On Monday nights during semester the Environment Collective at Melbourne Uni hosts a free meal for whoever wants to come along. It’s held in North Court and people turn up and help cook at 6 if they feel like it, otherwise, you turn up around 7 and serve yourself up an amazing healthy meal. Some weeks people bring wine and it’s always a great place to make friends or just sit and watch the Tai Chi group do their thing.
This week just so happened to be Environment Week and so I was invited to a free breakie on Tuesday morning, hosted by the same group. The breakfast coincided with a ‘learn to fix your own bike’ workshop, where I learned some tips.
On Tuesday afternoon I knew a few friends were going to free dinner supplied by ‘Food Not Bombs’ organization, so I invited myself along to check it out. We turned up on the corner of Brunswick Street and Gertrude Street around 7:30, and waited for the pots of hot delicious food to arrive. There were 6 dishes plus fruit salad. Food Not Bombs hosts this feast every Tuesday night and everybody is welcome.
On Wednesday morning I had to work and skipped in early to make myself a coffee and eat some leftovers while I opened up the venue. Over my time working in hospitality I’ve learned to tuck down as much free food as I can to counterbalance the pathetic wage I usually receive. Lunch was a sufficiently burnt pizza that was not fit for a customer.
Later on a friend invited me to eat a free mean with her on Smith Street, Collingwood, at the courtesy of a group called ‘Free Food’. We turned up at 7.30 and feasted on delicious curry, bread and salad. We stayed around chatting to the volunteers, who gave me a huge bag of delicious bread to take home.
On Thursday morning I opened my freezer full bread and pulled out a dense fruit bun which I ate ravenously for breakfast.
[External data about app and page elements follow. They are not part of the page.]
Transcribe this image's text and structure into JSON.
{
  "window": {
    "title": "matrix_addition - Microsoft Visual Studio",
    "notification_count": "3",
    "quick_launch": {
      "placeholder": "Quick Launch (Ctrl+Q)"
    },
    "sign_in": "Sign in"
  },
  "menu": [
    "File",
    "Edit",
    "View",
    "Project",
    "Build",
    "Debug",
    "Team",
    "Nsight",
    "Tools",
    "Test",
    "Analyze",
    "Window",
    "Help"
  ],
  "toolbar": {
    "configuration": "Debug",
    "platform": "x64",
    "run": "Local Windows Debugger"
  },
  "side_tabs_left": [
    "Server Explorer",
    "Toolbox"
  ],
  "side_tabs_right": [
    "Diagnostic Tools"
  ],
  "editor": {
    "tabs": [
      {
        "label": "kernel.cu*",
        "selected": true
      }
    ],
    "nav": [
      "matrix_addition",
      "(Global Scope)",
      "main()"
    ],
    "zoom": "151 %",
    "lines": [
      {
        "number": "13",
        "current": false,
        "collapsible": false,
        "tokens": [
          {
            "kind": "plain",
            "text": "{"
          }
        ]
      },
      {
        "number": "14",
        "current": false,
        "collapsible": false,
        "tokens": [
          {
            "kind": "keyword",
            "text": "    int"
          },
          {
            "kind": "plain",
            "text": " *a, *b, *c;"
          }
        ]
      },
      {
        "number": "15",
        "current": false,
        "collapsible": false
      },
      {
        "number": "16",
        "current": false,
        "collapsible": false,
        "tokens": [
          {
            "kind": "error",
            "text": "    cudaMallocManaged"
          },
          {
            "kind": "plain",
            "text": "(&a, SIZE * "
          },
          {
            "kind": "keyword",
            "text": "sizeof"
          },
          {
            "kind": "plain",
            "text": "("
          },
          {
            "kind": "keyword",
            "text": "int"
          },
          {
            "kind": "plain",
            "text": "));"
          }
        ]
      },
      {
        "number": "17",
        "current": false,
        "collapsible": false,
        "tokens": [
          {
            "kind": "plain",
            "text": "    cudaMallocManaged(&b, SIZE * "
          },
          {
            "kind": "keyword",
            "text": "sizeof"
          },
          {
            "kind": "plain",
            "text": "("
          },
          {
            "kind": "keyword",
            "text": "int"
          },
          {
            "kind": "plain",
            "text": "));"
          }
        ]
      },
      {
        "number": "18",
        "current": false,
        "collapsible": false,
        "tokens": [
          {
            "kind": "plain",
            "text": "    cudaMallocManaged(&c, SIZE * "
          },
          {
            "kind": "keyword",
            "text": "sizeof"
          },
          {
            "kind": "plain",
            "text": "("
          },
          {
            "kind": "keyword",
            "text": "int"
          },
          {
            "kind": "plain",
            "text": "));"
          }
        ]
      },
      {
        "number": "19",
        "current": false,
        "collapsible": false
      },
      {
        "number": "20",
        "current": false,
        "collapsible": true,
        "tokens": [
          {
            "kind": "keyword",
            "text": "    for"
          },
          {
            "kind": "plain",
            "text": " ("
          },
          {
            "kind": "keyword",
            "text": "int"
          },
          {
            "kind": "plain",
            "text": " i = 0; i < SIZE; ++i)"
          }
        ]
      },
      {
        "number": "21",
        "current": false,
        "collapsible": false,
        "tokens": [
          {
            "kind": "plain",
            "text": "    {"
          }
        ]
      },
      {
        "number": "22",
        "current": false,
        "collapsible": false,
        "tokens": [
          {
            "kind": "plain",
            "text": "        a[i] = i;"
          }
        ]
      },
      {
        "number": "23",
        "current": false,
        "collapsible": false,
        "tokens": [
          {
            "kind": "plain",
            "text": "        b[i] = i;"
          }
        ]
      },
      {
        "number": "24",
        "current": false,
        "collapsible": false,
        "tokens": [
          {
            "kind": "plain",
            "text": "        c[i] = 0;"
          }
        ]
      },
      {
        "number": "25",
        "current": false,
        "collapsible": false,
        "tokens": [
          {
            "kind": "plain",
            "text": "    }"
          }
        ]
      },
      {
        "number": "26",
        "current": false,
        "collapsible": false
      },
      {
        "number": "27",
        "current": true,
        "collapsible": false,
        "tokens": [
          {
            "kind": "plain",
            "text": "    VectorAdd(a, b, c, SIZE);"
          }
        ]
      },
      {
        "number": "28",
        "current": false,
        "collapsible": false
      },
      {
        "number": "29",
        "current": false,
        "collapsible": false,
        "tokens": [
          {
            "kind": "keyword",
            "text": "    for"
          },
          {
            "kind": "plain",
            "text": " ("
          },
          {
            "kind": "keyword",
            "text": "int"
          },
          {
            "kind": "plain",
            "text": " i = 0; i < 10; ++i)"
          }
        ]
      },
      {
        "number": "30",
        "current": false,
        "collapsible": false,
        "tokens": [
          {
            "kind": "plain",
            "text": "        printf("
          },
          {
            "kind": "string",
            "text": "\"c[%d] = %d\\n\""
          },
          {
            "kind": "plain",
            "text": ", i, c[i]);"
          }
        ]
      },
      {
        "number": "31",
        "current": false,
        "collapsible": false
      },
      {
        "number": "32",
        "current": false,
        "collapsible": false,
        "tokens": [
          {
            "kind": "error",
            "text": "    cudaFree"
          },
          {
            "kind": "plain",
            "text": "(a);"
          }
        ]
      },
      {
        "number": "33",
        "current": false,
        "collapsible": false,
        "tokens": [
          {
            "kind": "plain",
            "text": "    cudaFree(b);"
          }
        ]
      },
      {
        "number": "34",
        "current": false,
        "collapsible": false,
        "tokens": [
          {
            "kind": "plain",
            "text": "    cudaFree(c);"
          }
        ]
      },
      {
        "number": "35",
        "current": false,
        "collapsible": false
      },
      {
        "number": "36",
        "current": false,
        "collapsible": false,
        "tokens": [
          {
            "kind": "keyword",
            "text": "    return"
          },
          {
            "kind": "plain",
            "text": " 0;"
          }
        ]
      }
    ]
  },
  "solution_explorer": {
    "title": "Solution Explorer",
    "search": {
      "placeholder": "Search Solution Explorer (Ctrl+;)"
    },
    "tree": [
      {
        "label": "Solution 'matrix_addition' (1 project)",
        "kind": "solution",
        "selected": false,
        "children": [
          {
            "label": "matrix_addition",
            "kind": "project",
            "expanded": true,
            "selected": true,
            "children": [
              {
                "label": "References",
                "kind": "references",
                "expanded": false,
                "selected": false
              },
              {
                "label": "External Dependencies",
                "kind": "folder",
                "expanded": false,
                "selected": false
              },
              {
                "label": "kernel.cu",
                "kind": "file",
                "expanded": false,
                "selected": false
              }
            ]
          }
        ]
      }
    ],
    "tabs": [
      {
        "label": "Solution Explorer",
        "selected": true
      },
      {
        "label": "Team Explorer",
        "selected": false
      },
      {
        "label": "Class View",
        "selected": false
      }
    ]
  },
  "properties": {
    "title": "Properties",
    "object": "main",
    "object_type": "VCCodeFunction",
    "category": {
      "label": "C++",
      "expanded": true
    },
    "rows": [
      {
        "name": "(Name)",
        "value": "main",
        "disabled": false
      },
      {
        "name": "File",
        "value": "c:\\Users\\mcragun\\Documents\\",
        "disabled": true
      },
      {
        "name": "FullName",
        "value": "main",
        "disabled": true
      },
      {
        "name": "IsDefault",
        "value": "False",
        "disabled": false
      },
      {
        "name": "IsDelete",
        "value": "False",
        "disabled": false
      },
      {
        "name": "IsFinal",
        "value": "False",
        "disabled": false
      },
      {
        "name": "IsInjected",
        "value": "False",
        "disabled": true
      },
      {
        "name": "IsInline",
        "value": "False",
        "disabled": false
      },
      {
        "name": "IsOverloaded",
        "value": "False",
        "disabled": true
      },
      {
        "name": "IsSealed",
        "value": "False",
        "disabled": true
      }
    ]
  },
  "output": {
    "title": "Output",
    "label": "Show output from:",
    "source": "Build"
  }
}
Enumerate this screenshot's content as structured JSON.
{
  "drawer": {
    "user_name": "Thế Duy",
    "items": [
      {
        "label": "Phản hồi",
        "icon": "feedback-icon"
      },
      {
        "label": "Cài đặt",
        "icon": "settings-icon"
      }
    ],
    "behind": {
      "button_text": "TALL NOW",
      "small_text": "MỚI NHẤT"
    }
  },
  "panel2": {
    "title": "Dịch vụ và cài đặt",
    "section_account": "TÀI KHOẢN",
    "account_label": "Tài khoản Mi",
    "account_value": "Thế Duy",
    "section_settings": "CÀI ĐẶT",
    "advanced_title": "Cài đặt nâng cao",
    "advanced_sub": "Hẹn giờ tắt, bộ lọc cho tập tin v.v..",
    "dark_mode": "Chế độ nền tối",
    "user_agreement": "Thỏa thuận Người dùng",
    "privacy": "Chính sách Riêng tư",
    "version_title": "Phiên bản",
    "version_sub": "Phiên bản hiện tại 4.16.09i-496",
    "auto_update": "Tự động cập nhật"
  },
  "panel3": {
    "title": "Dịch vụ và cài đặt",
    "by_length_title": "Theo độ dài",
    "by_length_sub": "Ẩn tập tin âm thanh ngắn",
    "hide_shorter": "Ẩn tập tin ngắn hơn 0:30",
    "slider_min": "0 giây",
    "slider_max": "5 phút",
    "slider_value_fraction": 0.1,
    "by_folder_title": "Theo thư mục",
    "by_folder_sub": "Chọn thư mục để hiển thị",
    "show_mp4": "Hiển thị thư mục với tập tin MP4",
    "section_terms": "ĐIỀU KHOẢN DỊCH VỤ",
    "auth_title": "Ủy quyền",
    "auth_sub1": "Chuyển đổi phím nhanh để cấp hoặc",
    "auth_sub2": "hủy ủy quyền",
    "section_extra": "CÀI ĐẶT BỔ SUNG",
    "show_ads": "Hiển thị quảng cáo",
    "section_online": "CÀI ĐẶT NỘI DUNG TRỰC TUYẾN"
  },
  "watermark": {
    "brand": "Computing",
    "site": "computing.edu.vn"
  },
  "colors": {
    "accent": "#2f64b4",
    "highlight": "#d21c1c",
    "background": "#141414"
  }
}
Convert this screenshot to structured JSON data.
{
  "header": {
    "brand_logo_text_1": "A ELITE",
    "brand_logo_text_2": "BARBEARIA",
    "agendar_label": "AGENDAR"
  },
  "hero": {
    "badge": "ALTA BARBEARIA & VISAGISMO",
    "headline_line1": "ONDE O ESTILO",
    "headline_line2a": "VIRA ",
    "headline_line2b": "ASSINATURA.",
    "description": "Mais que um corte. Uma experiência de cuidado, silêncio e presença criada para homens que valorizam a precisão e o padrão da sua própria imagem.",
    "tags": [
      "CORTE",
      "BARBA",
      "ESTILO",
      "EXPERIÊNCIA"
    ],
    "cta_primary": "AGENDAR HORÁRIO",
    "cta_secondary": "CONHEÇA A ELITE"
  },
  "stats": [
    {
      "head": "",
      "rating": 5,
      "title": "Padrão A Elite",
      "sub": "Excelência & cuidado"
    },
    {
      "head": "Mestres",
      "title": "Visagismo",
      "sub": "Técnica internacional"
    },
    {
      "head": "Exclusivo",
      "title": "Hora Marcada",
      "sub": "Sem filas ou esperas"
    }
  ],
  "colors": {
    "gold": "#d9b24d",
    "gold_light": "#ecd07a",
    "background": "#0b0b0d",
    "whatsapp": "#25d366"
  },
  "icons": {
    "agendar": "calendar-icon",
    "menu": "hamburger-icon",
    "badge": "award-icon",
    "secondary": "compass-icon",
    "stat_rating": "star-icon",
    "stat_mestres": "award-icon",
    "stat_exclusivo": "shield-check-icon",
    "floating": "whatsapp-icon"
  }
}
While realizing that my run of free meals might be ending I decided to make some calls and see if any of my environmentally proactive friends would take me dumpster diving.
This turned out easier than I had expected, and when it got dark, my two friends took me round our local bins, teaching me the tricks and trades of finding food that shops had thrown out at the end of the day. We ran home with cheese, fresh fruit and veggies (and even flowers) and cooked up a late night pasta.
Friday morning was started with a bread roll full of fresh veggies. I then conveniently had a lunch date at a friends house, where I was supplied with quiche and a fresh bean salad. That night I dragged my housemate along to the Hare Krishna Temple in Albert park for a free Indian three course meal.
On Saturday a friend and I went to ‘Lentil As Anything’ at Abbotsford Convent where we ate a late lunch. The spread was comprehensive and we were even offered coffee and tea before stuffing our bellies with desert. On the way out we put a secret amount in the donations box and were on out way.
There are heaps of bars and restaurants in Melbourne that offer free snacks but the best one I’ve come across is the free BBQ at The Workshop Bar, on the corner of Elizabeth and A’Beckett streets in the CBD. Sausages, salad and other delights are offered to anybody who lines up. Starting from 6 on Sunday. It was delicious.
The growing subculture of sharing free food is one that is very welcoming of increased demand. You don’t have to be poor, just open to challenging the current food regime in Victoria. The general opinion seems to be the more the merrier, and I wasn’t asked any questions at any of the free meals I attended. The more people we get involved in these events the bigger the groups with grow and the more food we can share.
All the organizations welcome volunteers and food donations.
Please comment below if you have any more advice for grabbing free feeds.